4.The Power of Hashtags
Hashtags are everything! I’ve never understood why some content creators don’t use them? If I have a campaign coming up and it’s with a particular focus, for example – The brand I’m working with would like to work with an influencer to create content for an upcoming launch – they are looking for women who create quirky makeup videos with dark curly hair and based in the UK.
Other than going through my key contact list, there are always up and coming influencers who are yet to be discovered, therefore I’m going to search hashtags #makeupvideoslondon #makeupvideosuk #makeupfordarkhair #curlyhairmakeup #darkhairmakeup #londoncontentcreators #ukcontentcreators – and so on! Try and find as many as you can that aren’t too common but equally don’t make them so complicated that no one would ever search them.

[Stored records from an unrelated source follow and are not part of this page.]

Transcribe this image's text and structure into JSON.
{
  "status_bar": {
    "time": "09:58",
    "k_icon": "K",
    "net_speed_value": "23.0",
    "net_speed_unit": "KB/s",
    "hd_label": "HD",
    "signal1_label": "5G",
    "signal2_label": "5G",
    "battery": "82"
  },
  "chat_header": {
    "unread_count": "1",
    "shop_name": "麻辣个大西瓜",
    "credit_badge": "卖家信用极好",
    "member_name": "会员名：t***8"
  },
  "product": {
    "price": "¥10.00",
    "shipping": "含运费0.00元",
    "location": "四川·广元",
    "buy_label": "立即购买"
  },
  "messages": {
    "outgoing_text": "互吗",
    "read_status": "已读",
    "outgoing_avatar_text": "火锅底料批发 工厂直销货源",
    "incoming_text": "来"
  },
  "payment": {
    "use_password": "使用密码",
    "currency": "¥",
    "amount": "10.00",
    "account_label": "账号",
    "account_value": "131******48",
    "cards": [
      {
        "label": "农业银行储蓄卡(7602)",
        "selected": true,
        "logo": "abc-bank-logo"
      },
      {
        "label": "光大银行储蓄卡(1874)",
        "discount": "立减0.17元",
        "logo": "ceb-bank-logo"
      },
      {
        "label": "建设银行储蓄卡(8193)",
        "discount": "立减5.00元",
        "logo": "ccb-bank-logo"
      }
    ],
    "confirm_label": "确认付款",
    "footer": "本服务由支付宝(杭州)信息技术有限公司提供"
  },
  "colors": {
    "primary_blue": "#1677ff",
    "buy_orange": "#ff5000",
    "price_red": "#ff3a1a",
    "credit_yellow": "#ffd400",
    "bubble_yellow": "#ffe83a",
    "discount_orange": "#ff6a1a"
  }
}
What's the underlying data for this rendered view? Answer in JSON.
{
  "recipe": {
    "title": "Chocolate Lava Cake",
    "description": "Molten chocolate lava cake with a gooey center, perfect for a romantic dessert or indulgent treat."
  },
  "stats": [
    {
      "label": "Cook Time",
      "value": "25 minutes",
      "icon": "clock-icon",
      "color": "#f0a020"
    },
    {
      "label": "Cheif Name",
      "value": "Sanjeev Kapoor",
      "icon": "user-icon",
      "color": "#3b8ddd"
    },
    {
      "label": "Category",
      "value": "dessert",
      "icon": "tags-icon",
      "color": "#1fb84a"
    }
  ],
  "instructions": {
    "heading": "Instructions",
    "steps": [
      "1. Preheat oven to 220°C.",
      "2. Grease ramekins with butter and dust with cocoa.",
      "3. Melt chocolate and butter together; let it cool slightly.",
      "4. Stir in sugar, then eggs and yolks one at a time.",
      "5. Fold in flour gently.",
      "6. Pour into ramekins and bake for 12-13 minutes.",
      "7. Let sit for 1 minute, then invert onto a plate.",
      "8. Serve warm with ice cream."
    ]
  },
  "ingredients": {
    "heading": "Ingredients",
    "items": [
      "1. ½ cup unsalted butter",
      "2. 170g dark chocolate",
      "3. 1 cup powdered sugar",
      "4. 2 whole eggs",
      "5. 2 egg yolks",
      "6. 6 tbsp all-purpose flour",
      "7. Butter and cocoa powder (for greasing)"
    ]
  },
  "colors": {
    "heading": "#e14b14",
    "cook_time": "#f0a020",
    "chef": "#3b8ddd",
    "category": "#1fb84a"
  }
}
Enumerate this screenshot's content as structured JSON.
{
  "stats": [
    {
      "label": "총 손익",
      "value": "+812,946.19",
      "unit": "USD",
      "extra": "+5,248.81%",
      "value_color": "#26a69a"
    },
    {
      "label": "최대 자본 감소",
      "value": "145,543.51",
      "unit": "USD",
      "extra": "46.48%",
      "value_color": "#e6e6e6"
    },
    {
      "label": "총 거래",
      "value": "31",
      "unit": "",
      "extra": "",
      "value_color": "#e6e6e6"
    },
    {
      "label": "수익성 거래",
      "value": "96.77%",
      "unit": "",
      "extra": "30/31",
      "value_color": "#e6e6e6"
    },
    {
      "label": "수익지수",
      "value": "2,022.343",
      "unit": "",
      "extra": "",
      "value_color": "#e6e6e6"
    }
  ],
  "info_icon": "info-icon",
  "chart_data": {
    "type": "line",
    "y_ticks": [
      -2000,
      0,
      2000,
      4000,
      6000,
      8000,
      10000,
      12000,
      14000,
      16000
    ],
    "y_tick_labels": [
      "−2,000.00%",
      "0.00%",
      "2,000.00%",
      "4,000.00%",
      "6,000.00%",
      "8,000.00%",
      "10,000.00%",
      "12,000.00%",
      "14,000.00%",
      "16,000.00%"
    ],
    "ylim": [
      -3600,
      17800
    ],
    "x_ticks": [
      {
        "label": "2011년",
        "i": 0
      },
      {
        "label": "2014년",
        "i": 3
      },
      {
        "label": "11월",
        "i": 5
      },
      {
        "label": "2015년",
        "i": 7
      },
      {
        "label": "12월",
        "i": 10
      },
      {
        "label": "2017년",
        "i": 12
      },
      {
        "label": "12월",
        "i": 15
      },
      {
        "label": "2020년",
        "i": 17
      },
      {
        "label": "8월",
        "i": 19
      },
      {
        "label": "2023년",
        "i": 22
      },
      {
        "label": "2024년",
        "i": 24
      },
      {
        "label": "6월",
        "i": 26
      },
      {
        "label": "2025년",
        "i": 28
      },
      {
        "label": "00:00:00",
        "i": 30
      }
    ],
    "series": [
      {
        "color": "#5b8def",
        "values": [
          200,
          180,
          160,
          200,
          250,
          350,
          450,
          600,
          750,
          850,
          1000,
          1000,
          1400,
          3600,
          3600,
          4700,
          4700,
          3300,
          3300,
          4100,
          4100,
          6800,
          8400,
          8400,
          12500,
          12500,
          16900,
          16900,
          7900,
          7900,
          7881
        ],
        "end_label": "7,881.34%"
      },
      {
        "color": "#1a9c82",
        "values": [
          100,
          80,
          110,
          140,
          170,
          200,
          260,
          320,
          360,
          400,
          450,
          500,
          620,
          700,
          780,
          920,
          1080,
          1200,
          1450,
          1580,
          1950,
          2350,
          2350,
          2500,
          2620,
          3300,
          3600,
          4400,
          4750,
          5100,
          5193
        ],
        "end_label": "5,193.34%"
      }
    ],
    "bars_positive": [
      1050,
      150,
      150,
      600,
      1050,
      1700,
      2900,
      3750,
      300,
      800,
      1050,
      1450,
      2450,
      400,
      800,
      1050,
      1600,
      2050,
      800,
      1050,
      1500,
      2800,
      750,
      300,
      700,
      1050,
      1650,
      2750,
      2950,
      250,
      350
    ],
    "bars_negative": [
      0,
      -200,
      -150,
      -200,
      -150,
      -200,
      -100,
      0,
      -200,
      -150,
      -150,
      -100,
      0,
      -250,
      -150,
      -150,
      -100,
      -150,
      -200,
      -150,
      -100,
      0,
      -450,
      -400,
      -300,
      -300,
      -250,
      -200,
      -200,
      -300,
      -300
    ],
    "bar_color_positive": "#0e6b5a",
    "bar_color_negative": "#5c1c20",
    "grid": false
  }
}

5.Make your content do all the talking, literally!
When I am giving the task to explore the possibility to work with new bloggers on paid collaboration or a new product launch, there are two main elements I always take into consideration.
Quality and style of the content
This is a key factor many marketers closely examine when deliberating working with a blogger or influencer. My recommendation is to be picky with your content and focus on creating high quality, evergreen and relatable content. Ask yourself which brand you really want to work with, research previous blogger partnerships and study if there is a common theme or style that the brand prefers. You can then aim to create a similar type of content and eventually reaching out to the brand, introduce yourself and pitch your partnership suggestion.
Engagement quality and rate
As an Influencer Manager, it is vital to do my research and review how impactful the influencer is and how loyal their audience is. The main factor I look into are which type of comments is being made by the blogger’s audience on the previous posts and brand collaborations, and how authentic they are. The aim is to see how engaged the audience is with the blogger. The higher authentic engagement rate, the more likely I will approach her/him for a paid collaboration.
I hope you enjoying reading this blog post and found it helpful in how you can grow your business of a blogger! I would love to hear your feedback or questions – please DM on @tarasamvi. If you want to reach out to Fay for any other of her tips, recommendation or if you have any questions – feel free to email or DM her on firstname.lastname@example.org or @fayholmespr.